When it comes to making the most of your online marketing campaign, it is important that you make use of all the tools that are available to you so that you can target the right sort of customer. Google Analytics is one of those tools and if you can understand how to use it and how to use the information you get from it, you will be well on your way.
Everything from how to setup your account to maximize your results, to what are the most important reports to pay attention to, and a number of advanced tactics as well. If you’re interested in Google Analytics you won’t want to miss it!
Traffic reports are required reading for any business looking to generate leads or make sales online. A good analytics program can quickly tell you what’s working and what’s not in your Web marketing campaign. Here at flyte we love Google Analytics, a free, powerful reporting tool.
What This Article Is…and Isn’t
This article is about how to read and utilize your Google Analytic (GA) reports.
This isn’t an installation guide, nor do we have the space to delve into every report GA can generate. However, if you’re looking to get comfortable with GA and gain a better understanding of how your prospects and customers are using your Web site, you’ve come to the right place.
Visit http://www.google.com/analytics and login with your username and password. You’ll see a list of any Web site or blog you’re tracking as Google allows tracking of multiple sites within an account.

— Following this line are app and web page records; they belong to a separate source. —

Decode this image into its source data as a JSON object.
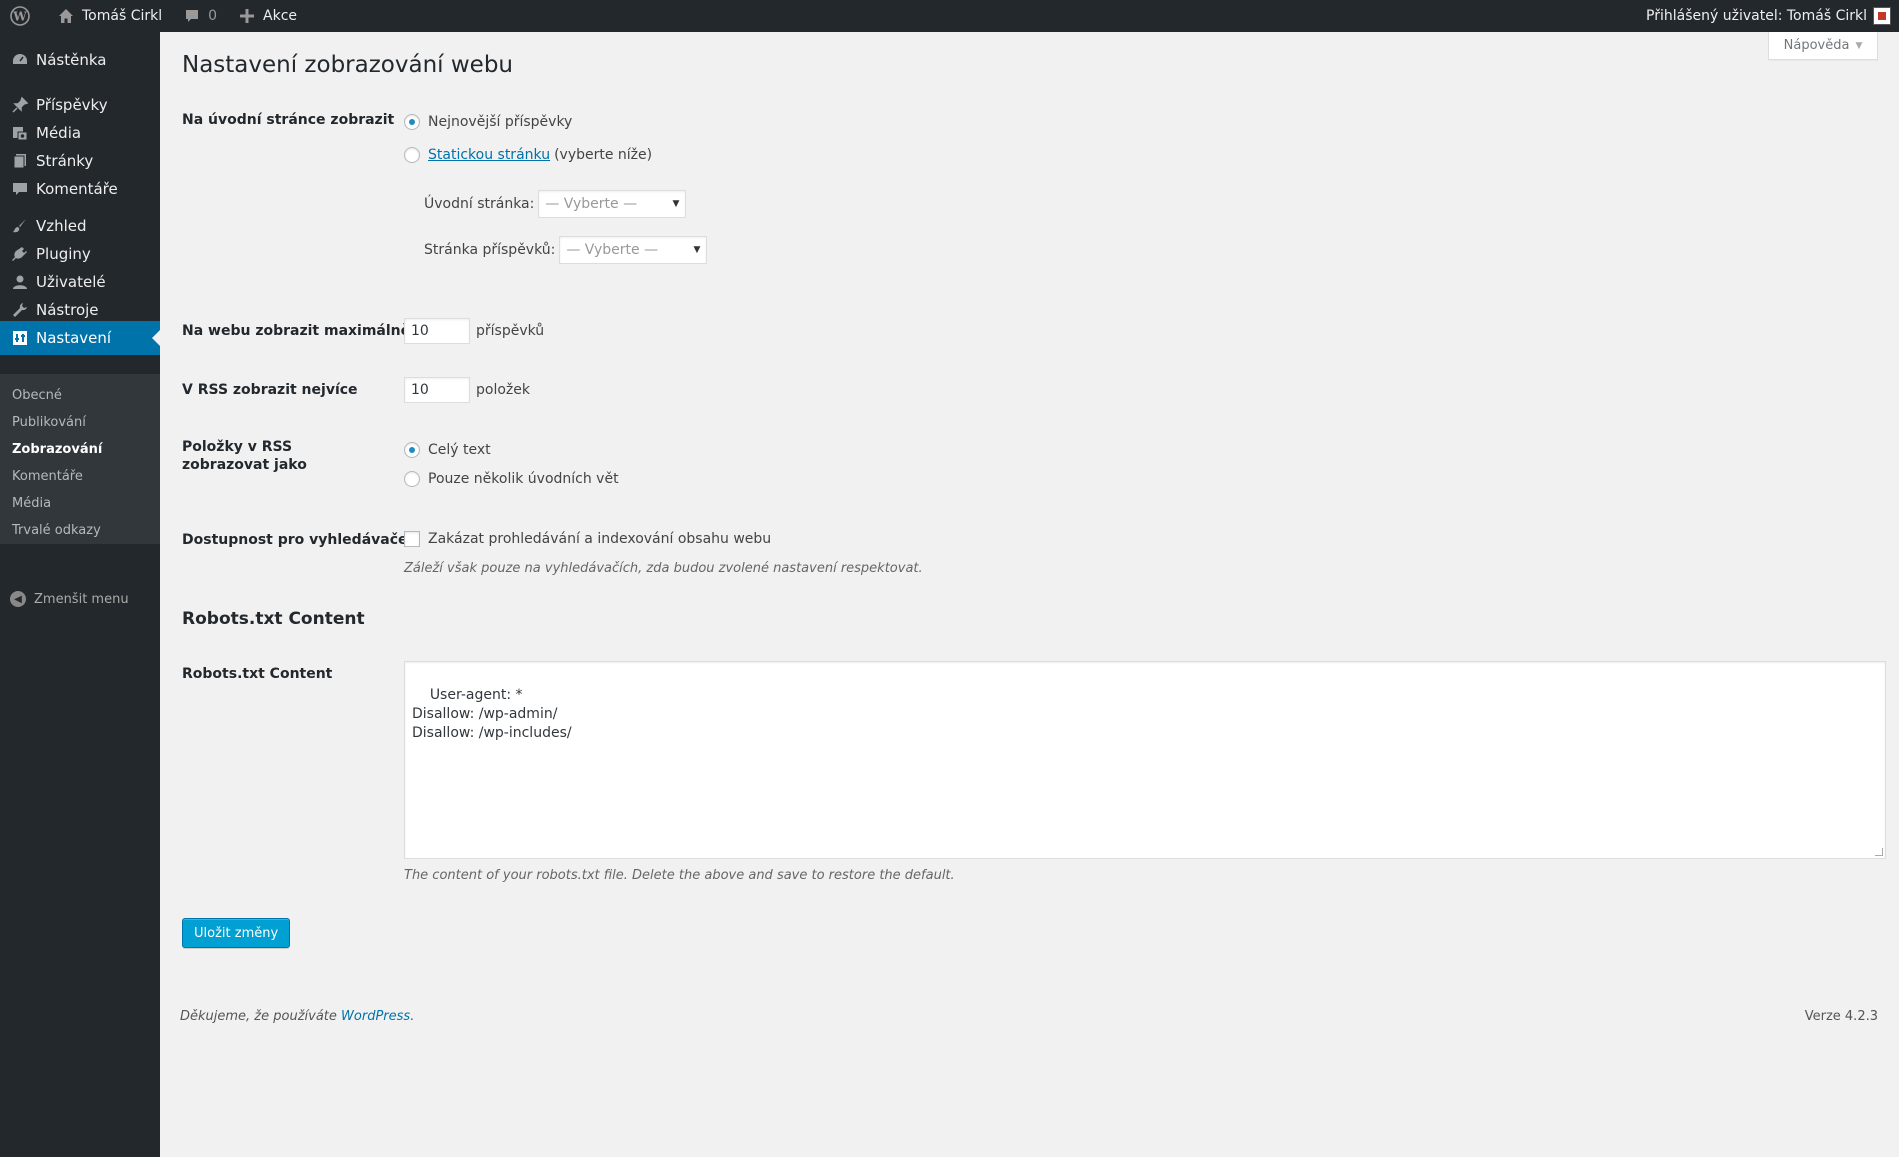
{
  "adminbar": {
    "site_name": "Tomáš Cirkl",
    "comments_count": "0",
    "new_label": "Akce",
    "account_label": "Přihlášený uživatel: Tomáš Cirkl"
  },
  "sidebar": {
    "items": [
      {
        "label": "Nástěnka",
        "icon": "dashboard-icon"
      },
      {
        "label": "Příspěvky",
        "icon": "pin-icon"
      },
      {
        "label": "Média",
        "icon": "media-icon"
      },
      {
        "label": "Stránky",
        "icon": "pages-icon"
      },
      {
        "label": "Komentáře",
        "icon": "comments-icon"
      },
      {
        "label": "Vzhled",
        "icon": "appearance-icon"
      },
      {
        "label": "Pluginy",
        "icon": "plugins-icon"
      },
      {
        "label": "Uživatelé",
        "icon": "users-icon"
      },
      {
        "label": "Nástroje",
        "icon": "tools-icon"
      },
      {
        "label": "Nastavení",
        "icon": "settings-icon"
      }
    ],
    "submenu": [
      "Obecné",
      "Publikování",
      "Zobrazování",
      "Komentáře",
      "Média",
      "Trvalé odkazy"
    ],
    "collapse_label": "Zmenšit menu"
  },
  "help_tab": "Nápověda",
  "page_title": "Nastavení zobrazování webu",
  "front_page": {
    "label": "Na úvodní stránce zobrazit",
    "option_latest": "Nejnovější příspěvky",
    "option_static_link": "Statickou stránku",
    "option_static_suffix": "(vyberte níže)",
    "front_label": "Úvodní stránka:",
    "front_select": "— Vyberte —",
    "posts_label": "Stránka příspěvků:",
    "posts_select": "— Vyberte —"
  },
  "posts_per_page": {
    "label": "Na webu zobrazit maximálně",
    "value": "10",
    "unit": "příspěvků"
  },
  "rss_count": {
    "label": "V RSS zobrazit nejvíce",
    "value": "10",
    "unit": "položek"
  },
  "rss_mode": {
    "label": "Položky v RSS zobrazovat jako",
    "option_full": "Celý text",
    "option_summary": "Pouze několik úvodních vět"
  },
  "search_visibility": {
    "label": "Dostupnost pro vyhledávače",
    "checkbox_label": "Zakázat prohledávání a indexování obsahu webu",
    "description": "Záleží však pouze na vyhledávačích, zda budou zvolené nastavení respektovat."
  },
  "robots": {
    "section_title": "Robots.txt Content",
    "label": "Robots.txt Content",
    "content": "User-agent: *\nDisallow: /wp-admin/\nDisallow: /wp-includes/",
    "description": "The content of your robots.txt file. Delete the above and save to restore the default."
  },
  "save_label": "Uložit změny",
  "footer": {
    "thanks_prefix": "Děkujeme, že používáte ",
    "wordpress_link": "WordPress",
    "thanks_suffix": ".",
    "version": "Verze 4.2.3"
  }
}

Click on “View Reports” next to the site you wish to review and you’ll be taken to the Dashboard.
Exploring The Dashboard
Once you log in you’ll see the dashboard, which contains snapshots of several reports generated by GA. (All images can be enlarged by clicking on them.)
These reports may include visitors, traffic sources, map overlay and content. You can move them around, add new reports to the dashboard, or remove ones you don’t like with drag and drop simplicity.
Near the top you’ll see a section called Site Usage. It includes the following metrics:
- Visits: The number of visits to your site during a given time period.
- Pageviews: The number of pages these visitors viewed.
- Pages/Visit: The average visit in terms of page views.
- Bounce Rate: The percentage of people who only visited one page on your site before they “bounced” somewhere else. (This can often seem deceptively high, but many people will get to your site and realize that it wasn’t what they were looking for, or you may have a popular image indexed by Google’s Image Search that generates a lot of “drive-by” traffic and skews your numbers. Alternatively, it may represent that your site is difficult to navigate or understand for new visitors.)
- Avg. Time on Site: The average amount of time a visitor spends at your site.
- % of New Visits: The percentage of new visitors to your site as compared to all visitors. Some businesses might want lots of new traffic, while others might want generate repeat visits, driving down this percentage.
By default, Google shows you the last 30 days of activity. However, you can change this setting, or even compare two different date ranges, for example August 2008 versus August 2007. Click here to continue